#### Instructions for the task
Your answer should hold each line of the material that contains the word "desc".

#### Extracted records
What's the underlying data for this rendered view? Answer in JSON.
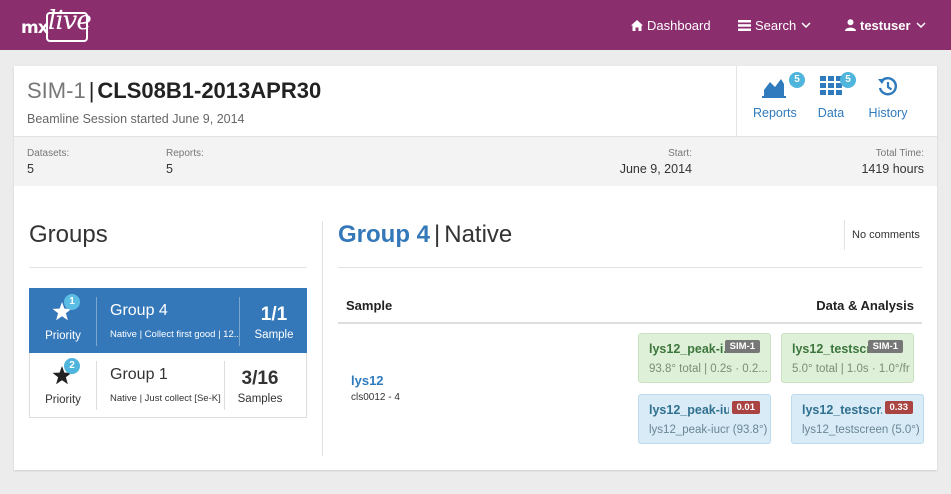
{
  "brand": {
    "logo_prefix": "mx",
    "logo_word": "live",
    "bar_color": "#8b2e6d"
  },
  "nav": {
    "dashboard": "Dashboard",
    "search": "Search",
    "user": "testuser"
  },
  "session": {
    "prefix": "SIM-1",
    "separator": "|",
    "name": "CLS08B1-2013APR30",
    "subtitle": "Beamline Session started June 9, 2014"
  },
  "actions": {
    "reports": {
      "label": "Reports",
      "badge": "5"
    },
    "data": {
      "label": "Data",
      "badge": "5"
    },
    "history": {
      "label": "History"
    }
  },
  "stats": {
    "datasets": {
      "label": "Datasets:",
      "value": "5"
    },
    "reports": {
      "label": "Reports:",
      "value": "5"
    },
    "start": {
      "label": "Start:",
      "value": "June 9, 2014"
    },
    "total_time": {
      "label": "Total Time:",
      "value": "1419 hours"
    }
  },
  "groups": {
    "title": "Groups",
    "items": [
      {
        "priority": "1",
        "priority_label": "Priority",
        "name": "Group 4",
        "desc": "Native | Collect first good | 12...",
        "count": "1/1",
        "count_label": "Sample",
        "active": true
      },
      {
        "priority": "2",
        "priority_label": "Priority",
        "name": "Group 1",
        "desc": "Native | Just collect [Se-K]",
        "count": "3/16",
        "count_label": "Samples",
        "active": false
      }
    ]
  },
  "group_detail": {
    "group": "Group 4",
    "separator": "|",
    "kind": "Native",
    "comments": "No comments",
    "table_headers": {
      "sample": "Sample",
      "data": "Data & Analysis"
    },
    "sample": {
      "name": "lys12",
      "sub": "cls0012 - 4"
    },
    "tiles": [
      {
        "name": "lys12_peak-i...",
        "tag": "SIM-1",
        "desc": "93.8° total | 0.2s · 0.2...",
        "style": "green"
      },
      {
        "name": "lys12_testscre...",
        "tag": "SIM-1",
        "desc": "5.0° total | 1.0s · 1.0°/fr...",
        "style": "green"
      },
      {
        "name": "lys12_peak-iu...",
        "tag": "0.01",
        "desc": "lys12_peak-iucr (93.8°)",
        "style": "blue"
      },
      {
        "name": "lys12_testscr...",
        "tag": "0.33",
        "desc": "lys12_testscreen (5.0°)",
        "style": "blue"
      }
    ]
  },
  "colors": {
    "accent": "#3478b9",
    "link": "#2f7bbd",
    "badge": "#4fb5dc"
  }
}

#### Finished task
        "desc": "Native | Collect first good | 12...",
        "desc": "Native | Just collect [Se-K]",
        "desc": "93.8° total | 0.2s · 0.2...",
        "desc": "5.0° total | 1.0s · 1.0°/fr...",
        "desc": "lys12_peak-iucr (93.8°)",
        "desc": "lys12_testscreen (5.0°)",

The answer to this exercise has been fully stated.